Over the years, many members of the Murray Park Singers participated in large choral events during the Adelaide Festival of Arts, with the Adelaide Symphony Orchestra under the direction of international conductors, including performances of The Damnation of Faust by Berlioz, directed by Mark Elder, Beethoven’s Symphony Number 9, the Choral Symphony directed by Vladimir Askenasy, and the Missa Glagolitica, by Janacek.
A Papal Event
Although not a church choir, the Murray Park Singers were invited by Dr Melville Waters to perform in the Adelaide Festival Centre during the 1986 visit to Adelaide, by Pope John Paul 2 during celebrations to mark our state’s 150 years.
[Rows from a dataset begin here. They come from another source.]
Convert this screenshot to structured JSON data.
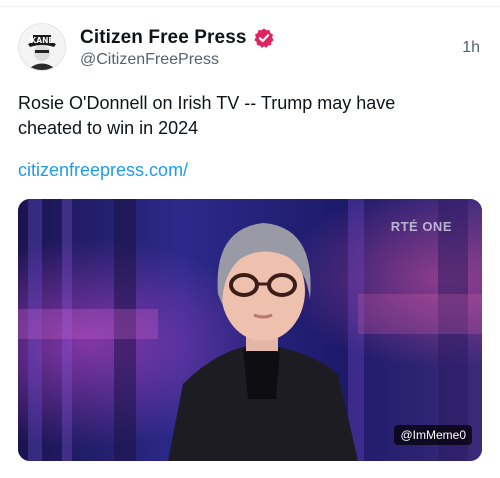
{
  "post": {
    "author": {
      "display_name": "Citizen Free Press",
      "handle": "@CitizenFreePress",
      "verified": true,
      "avatar_text": "KANE",
      "badge_color": "#e0245e"
    },
    "timestamp": "1h",
    "text": "Rosie O'Donnell on Irish TV -- Trump may have cheated to win in 2024",
    "link": "citizenfreepress.com/",
    "media": {
      "channel_logo": "RTÉ ONE",
      "watermark": "@ImMeme0"
    }
  },
  "colors": {
    "link": "#1d9bf0",
    "secondary_text": "#536471",
    "primary_text": "#0f1419"
  }
}
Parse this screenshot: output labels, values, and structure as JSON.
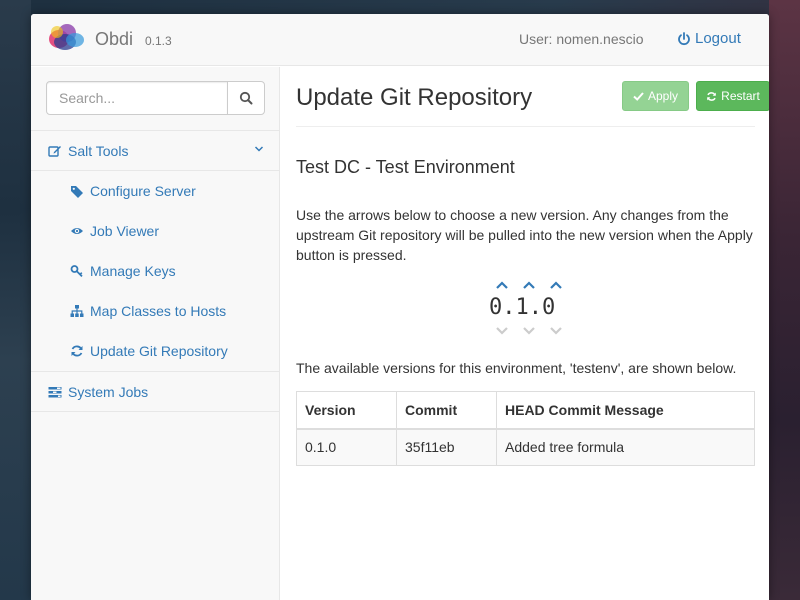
{
  "app": {
    "brand": "Obdi",
    "version": "0.1.3",
    "user_label": "User: nomen.nescio",
    "logout_label": "Logout"
  },
  "sidebar": {
    "search_placeholder": "Search...",
    "sections": [
      {
        "label": "Salt Tools",
        "icon": "edit-icon",
        "expanded": true,
        "items": [
          {
            "label": "Configure Server",
            "icon": "tags-icon"
          },
          {
            "label": "Job Viewer",
            "icon": "eye-icon"
          },
          {
            "label": "Manage Keys",
            "icon": "key-icon"
          },
          {
            "label": "Map Classes to Hosts",
            "icon": "sitemap-icon"
          },
          {
            "label": "Update Git Repository",
            "icon": "refresh-icon"
          }
        ]
      },
      {
        "label": "System Jobs",
        "icon": "tasks-icon"
      }
    ]
  },
  "main": {
    "title": "Update Git Repository",
    "apply_label": "Apply",
    "restart_label": "Restart",
    "environment": "Test DC - Test Environment",
    "description": "Use the arrows below to choose a new version. Any changes from the upstream Git repository will be pulled into the new version when the Apply button is pressed.",
    "version_picker": {
      "value": "0.1.0"
    },
    "available_text": "The available versions for this environment, 'testenv', are shown below.",
    "table": {
      "headers": [
        "Version",
        "Commit",
        "HEAD Commit Message"
      ],
      "rows": [
        [
          "0.1.0",
          "35f11eb",
          "Added tree formula"
        ]
      ]
    }
  },
  "colors": {
    "link": "#337ab7",
    "success": "#5cb85c",
    "success_disabled": "#8fd18f"
  }
}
Because the St Francis Xavier Cathedral Choir was fully committed with a major Papal event later that same morning at Victoria Park Racecourse, security issues and tight time lines prevented them from participating in this earlier event..
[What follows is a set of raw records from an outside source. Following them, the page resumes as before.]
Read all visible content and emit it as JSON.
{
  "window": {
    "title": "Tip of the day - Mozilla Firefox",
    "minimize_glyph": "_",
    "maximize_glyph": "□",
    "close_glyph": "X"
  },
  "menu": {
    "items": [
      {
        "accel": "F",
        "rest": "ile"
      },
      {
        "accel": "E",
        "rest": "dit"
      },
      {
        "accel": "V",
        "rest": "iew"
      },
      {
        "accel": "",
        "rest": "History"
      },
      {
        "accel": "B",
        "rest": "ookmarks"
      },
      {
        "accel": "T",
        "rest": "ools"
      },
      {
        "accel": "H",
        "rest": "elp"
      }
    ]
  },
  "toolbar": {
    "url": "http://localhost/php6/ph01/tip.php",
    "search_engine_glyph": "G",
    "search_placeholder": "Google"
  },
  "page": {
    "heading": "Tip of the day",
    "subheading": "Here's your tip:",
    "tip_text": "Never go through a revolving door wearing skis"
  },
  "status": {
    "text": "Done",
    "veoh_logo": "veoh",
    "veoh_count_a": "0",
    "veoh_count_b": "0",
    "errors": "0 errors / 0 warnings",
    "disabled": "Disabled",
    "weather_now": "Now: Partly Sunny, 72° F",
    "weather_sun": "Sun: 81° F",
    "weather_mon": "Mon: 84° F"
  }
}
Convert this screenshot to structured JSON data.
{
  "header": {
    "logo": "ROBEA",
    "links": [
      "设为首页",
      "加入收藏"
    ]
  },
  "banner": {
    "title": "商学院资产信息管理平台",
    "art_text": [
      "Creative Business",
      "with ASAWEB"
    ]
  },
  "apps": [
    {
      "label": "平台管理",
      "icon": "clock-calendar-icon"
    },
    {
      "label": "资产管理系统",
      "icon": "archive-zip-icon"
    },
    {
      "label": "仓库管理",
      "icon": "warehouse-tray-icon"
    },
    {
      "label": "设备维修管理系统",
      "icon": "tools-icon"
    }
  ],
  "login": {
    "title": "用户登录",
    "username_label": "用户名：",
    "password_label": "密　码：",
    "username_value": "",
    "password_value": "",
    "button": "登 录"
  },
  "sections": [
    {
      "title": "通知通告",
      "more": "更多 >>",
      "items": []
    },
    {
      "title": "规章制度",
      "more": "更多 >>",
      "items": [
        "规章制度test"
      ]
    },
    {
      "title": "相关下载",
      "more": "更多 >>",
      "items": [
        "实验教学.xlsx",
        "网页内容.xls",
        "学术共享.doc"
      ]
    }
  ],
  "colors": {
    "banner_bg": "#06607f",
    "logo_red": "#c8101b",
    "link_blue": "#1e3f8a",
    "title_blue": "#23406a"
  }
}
Beginning at 8am, and televised worldwide, the Festival Centre event opened with a Papal Fanfare which Cathy had commissioned from Dr Robert Illing, Faculty of Music, Flinders University, and sung by the Murray Park Singers, with Cathy directing, with Polished Brass trumpeters and Bruce Raymond, and with John Hall providing the accompaniment on the Adelaide Festival Theatre organ.
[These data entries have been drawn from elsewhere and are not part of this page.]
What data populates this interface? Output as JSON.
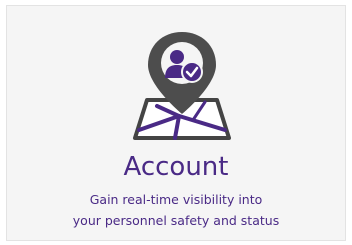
{
  "card": {
    "title": "Account",
    "description_line1": "Gain real-time visibility into",
    "description_line2": "your personnel safety and status",
    "accent_color": "#4a2a86",
    "icon": "location-pin-user-check-icon"
  }
}
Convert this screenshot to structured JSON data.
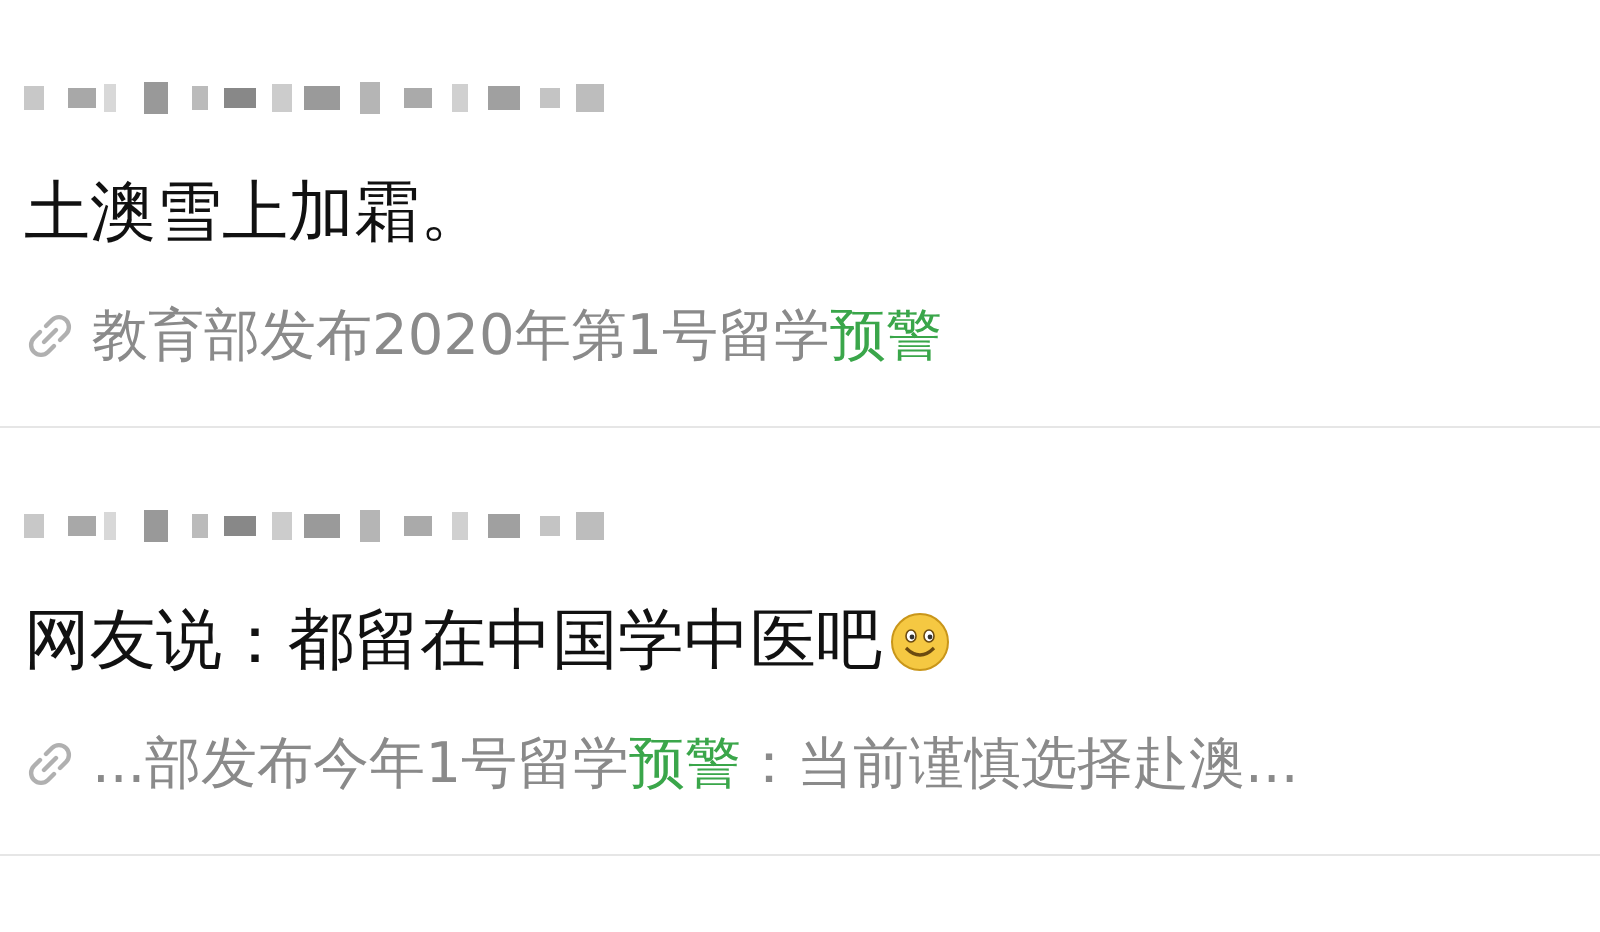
{
  "posts": [
    {
      "name_blurred": true,
      "text": "土澳雪上加霜。",
      "has_emoji": false,
      "link": [
        {
          "text": "教育部发布2020年第1号留学",
          "highlight": false
        },
        {
          "text": "预警",
          "highlight": true
        }
      ]
    },
    {
      "name_blurred": true,
      "text": "网友说：都留在中国学中医吧",
      "has_emoji": true,
      "link": [
        {
          "text": "...部发布今年1号留学",
          "highlight": false
        },
        {
          "text": "预警",
          "highlight": true
        },
        {
          "text": "：当前谨慎选择赴澳...",
          "highlight": false
        }
      ]
    }
  ]
}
In 1992 when the Magill Campus changed from being a College of Advanced Education to become part of newly-formed University of South Australia, the Murray Park Singers moved off-campus and soon after, re-branded to become Cantabile Singers, as an independent body with its own Board of Management. In 1996 and after eighteen years as Director of Music for the Murray Park Singers and then for Cantabile Singers, Cathy handed over the choir to incoming Director of Music Brett Czechowski, at that time Director of Music at St Ignatius College in Adelaide.
The Adelaide Consort of Singers
With The Adelaide Consort, Cathy gave hundreds of performances in schools and in association with rural community choirs in SA and Tasmania, through the state Education Departments and Arts Councils, and with associate artists John Hall, David Stanhope and David McSkimming.
The Adelaide Consort was also involved in ten Choral Summer Schools in and around Hahndorf in the Adelaide Hills, with assistance from the Arts Council of South Australia, and with associate artist Renate Turrini. The final musical performance was often complemented by a display of artworks painted during a concurrent summer school for visual artists. Norma Hunter contributed to many of the Summer Schools both as a professional singer and a highly accomplished artist in her own right.
Cathy’s involvement in choral work and in teaching of singing was very useful in these summer schools and included workshops and performances in collaboration with local community choirs, based around performances of The Merry Widow, Merrie England and Carmen. The Adelaide Consort of Singers also contributed regularly to In Quires and Places, a regular programme of sacred choral music on ABC Radio National.
For many years, and in addition to her private teaching, Cathy taught singing in Adelaide state and private schools and with TAFE, and for over 25 years was teacher of singing and choral consultant to the award-winning senior Pembroke School choirs, with Directors of Music Dr Melville Waters and from 2002, Dr Kevin Cameron.
Cathy retired from public performances in 1998 and from teaching in 2012. She now lives in retirement in Adelaide, with husband Tony Ryan. They have one son Christopher, born in 1974. In May 1970 and to celebrate her marriage to Tony Ryan, Australian composer and good friend Vincent Plush dedicated his composition Magnificat to Cathy Weber.